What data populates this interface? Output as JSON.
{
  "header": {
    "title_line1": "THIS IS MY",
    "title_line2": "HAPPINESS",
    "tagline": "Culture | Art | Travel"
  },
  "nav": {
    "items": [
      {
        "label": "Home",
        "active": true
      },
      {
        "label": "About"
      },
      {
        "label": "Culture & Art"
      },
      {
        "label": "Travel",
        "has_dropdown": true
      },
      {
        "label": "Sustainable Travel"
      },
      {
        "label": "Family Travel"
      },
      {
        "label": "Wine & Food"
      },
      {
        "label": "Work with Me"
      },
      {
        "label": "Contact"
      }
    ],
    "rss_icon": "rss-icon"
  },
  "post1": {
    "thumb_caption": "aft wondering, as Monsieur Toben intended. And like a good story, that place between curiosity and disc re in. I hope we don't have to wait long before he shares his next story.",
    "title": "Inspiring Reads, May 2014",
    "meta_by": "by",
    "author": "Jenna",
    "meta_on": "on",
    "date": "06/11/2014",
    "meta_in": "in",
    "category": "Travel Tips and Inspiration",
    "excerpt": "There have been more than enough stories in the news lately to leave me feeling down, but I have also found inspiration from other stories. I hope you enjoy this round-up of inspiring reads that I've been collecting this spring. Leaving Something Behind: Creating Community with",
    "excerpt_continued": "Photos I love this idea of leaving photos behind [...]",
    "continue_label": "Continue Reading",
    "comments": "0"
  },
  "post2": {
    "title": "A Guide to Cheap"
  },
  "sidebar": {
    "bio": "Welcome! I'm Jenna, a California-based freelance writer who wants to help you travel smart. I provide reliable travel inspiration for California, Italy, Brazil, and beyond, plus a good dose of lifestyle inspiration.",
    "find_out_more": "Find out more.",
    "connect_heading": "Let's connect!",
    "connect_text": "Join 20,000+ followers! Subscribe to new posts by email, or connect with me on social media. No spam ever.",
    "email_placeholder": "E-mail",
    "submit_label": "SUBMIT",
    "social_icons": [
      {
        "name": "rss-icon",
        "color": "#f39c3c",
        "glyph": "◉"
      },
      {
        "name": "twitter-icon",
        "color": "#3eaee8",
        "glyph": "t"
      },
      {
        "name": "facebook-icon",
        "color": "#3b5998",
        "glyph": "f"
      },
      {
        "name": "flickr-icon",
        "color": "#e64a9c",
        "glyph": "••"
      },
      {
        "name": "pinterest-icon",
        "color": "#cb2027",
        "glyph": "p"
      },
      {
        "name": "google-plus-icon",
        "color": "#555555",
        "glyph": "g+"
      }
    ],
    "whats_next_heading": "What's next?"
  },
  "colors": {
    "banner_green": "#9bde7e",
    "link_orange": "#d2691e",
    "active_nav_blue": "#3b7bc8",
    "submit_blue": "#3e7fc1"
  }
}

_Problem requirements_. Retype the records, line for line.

_Answer to this exercise_.
What data populates this interface? Output as JSON.
{
  "header": {
    "title_line1": "THIS IS MY",
    "title_line2": "HAPPINESS",
    "tagline": "Culture | Art | Travel"
  },
  "nav": {
    "items": [
      {
        "label": "Home",
        "active": true
      },
      {
        "label": "About"
      },
      {
        "label": "Culture & Art"
      },
      {
        "label": "Travel",
        "has_dropdown": true
      },
      {
        "label": "Sustainable Travel"
      },
      {
        "label": "Family Travel"
      },
      {
        "label": "Wine & Food"
      },
      {
        "label": "Work with Me"
      },
      {
        "label": "Contact"
      }
    ],
    "rss_icon": "rss-icon"
  },
  "post1": {
    "thumb_caption": "aft wondering, as Monsieur Toben intended. And like a good story, that place between curiosity and disc re in. I hope we don't have to wait long before he shares his next story.",
    "title": "Inspiring Reads, May 2014",
    "meta_by": "by",
    "author": "Jenna",
    "meta_on": "on",
    "date": "06/11/2014",
    "meta_in": "in",
    "category": "Travel Tips and Inspiration",
    "excerpt": "There have been more than enough stories in the news lately to leave me feeling down, but I have also found inspiration from other stories. I hope you enjoy this round-up of inspiring reads that I've been collecting this spring. Leaving Something Behind: Creating Community with",
    "excerpt_continued": "Photos I love this idea of leaving photos behind [...]",
    "continue_label": "Continue Reading",
    "comments": "0"
  },
  "post2": {
    "title": "A Guide to Cheap"
  },
  "sidebar": {
    "bio": "Welcome! I'm Jenna, a California-based freelance writer who wants to help you travel smart. I provide reliable travel inspiration for California, Italy, Brazil, and beyond, plus a good dose of lifestyle inspiration.",
    "find_out_more": "Find out more.",
    "connect_heading": "Let's connect!",
    "connect_text": "Join 20,000+ followers! Subscribe to new posts by email, or connect with me on social media. No spam ever.",
    "email_placeholder": "E-mail",
    "submit_label": "SUBMIT",
    "social_icons": [
      {
        "name": "rss-icon",
        "color": "#f39c3c",
        "glyph": "◉"
      },
      {
        "name": "twitter-icon",
        "color": "#3eaee8",
        "glyph": "t"
      },
      {
        "name": "facebook-icon",
        "color": "#3b5998",
        "glyph": "f"
      },
      {
        "name": "flickr-icon",
        "color": "#e64a9c",
        "glyph": "••"
      },
      {
        "name": "pinterest-icon",
        "color": "#cb2027",
        "glyph": "p"
      },
      {
        "name": "google-plus-icon",
        "color": "#555555",
        "glyph": "g+"
      }
    ],
    "whats_next_heading": "What's next?"
  },
  "colors": {
    "banner_green": "#9bde7e",
    "link_orange": "#d2691e",
    "active_nav_blue": "#3b7bc8",
    "submit_blue": "#3e7fc1"
  }
}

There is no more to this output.